Dengue virus (DENV) is a mosquito-transmitted positive single strand RNA virus of the Flaviviridae family. DENV is the causative agent of dengue fever disease, currently the world's fastest-spreading tropical disease. Dengue fever is a painful, debilitating mosquito-borne disease caused by any one of four closely related dengue viruses. Symptoms include sudden, high fever and severe headaches, and complications may progress to massive bleeding, shock, and death. At present, no specific treatments for Dengue infections are known. One crucial step in the viral life cycle is the amplification of the viral RNA genome in specialized replication complexes (RCs) that are localized inside invaginated vesicles at the endoplasmatic reticulum (ER). However, up to now the details of this RC assembly are only incompletely understood.
DENV non-structural protein 4A (NS4A) is an ER-localized membrane protein and essential component of the viral replication complex.

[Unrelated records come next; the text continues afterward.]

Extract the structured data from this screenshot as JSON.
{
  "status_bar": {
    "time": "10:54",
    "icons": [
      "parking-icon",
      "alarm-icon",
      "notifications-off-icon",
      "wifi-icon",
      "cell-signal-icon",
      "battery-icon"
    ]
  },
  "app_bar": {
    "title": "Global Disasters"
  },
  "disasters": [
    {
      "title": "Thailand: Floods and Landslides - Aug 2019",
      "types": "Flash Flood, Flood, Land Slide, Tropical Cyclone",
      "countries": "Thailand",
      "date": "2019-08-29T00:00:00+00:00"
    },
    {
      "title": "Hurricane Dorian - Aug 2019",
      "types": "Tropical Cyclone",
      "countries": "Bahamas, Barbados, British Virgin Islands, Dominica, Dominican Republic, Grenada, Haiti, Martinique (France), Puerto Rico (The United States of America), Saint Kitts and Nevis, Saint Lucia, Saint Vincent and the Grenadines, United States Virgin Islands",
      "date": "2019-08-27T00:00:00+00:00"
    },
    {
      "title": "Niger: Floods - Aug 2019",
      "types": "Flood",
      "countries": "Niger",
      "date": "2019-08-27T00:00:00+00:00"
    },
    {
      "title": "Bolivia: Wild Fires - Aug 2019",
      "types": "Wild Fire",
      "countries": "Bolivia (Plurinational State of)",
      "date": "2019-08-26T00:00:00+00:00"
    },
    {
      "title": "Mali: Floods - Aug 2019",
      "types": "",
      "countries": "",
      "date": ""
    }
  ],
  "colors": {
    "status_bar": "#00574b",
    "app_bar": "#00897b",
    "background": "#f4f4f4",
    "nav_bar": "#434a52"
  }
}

NS4A may be involved in host membrane alterations resembling the virus-induced membrane structures. We confirmed the existence of a predicted amphipathic helix (AH) in the N-terminus of NS4A and demonstrated its ability to bind membranes. Our joint publication with the Sklan lab emphasizes the significance of NS4A's AH in the DENV life cycle and demarcate it as a target for novel anti-viral therapies. Our studies have been funded by a grant of MOI I.
Structure-function analysis of Dengue virus non-structural protein NS4A
Since antiviral drugs based on AH interfering small compounds have been successfully introduced for the treatment of the closely related hepatitis C virus, a similar approach might hold promise also for treating Dengue fever. Structural studies might represent a starting point for the development of such compounds. DENV NS4A is a protein with a conserved amphipathic helix within its N-terminal region. We will perform a detailed structural analysis of the full length NS4A protein using cell-free protein expression and co-translational insertion into model membranes such as nanodiscs or bicelles. Direct insertion into lipid membranes avoids potentially harmful non-native purification steps and detergent exposure. Subsequently, NMR spectra will be recorded followed by structure determination. Our goal is the identification/verification of structural elements within full-length NS4A that contribute to the two known activities of NS4A: membrane modification and oligomerization. Similar studies are planned for NS5 as it also is suggested to have conserved AH regions.
This project is carried out in tight collaboration with Bernd König. Cell functional studies will be done by the Sklan lab at Tel Aviv University.
Initial results were recently presented at the 59. Ann. Meeting of the Biophys. Soc., February 7 - 11, Baltimore, MD, USA:
Y.-F. Hung, M. Schwarten, S. Hoffmann, D. Willbold, E. Sklan and B. W. Koenig. 2015.
Cytoplasmic domain of Dengue virus protein NS4A preferentially binds highly curved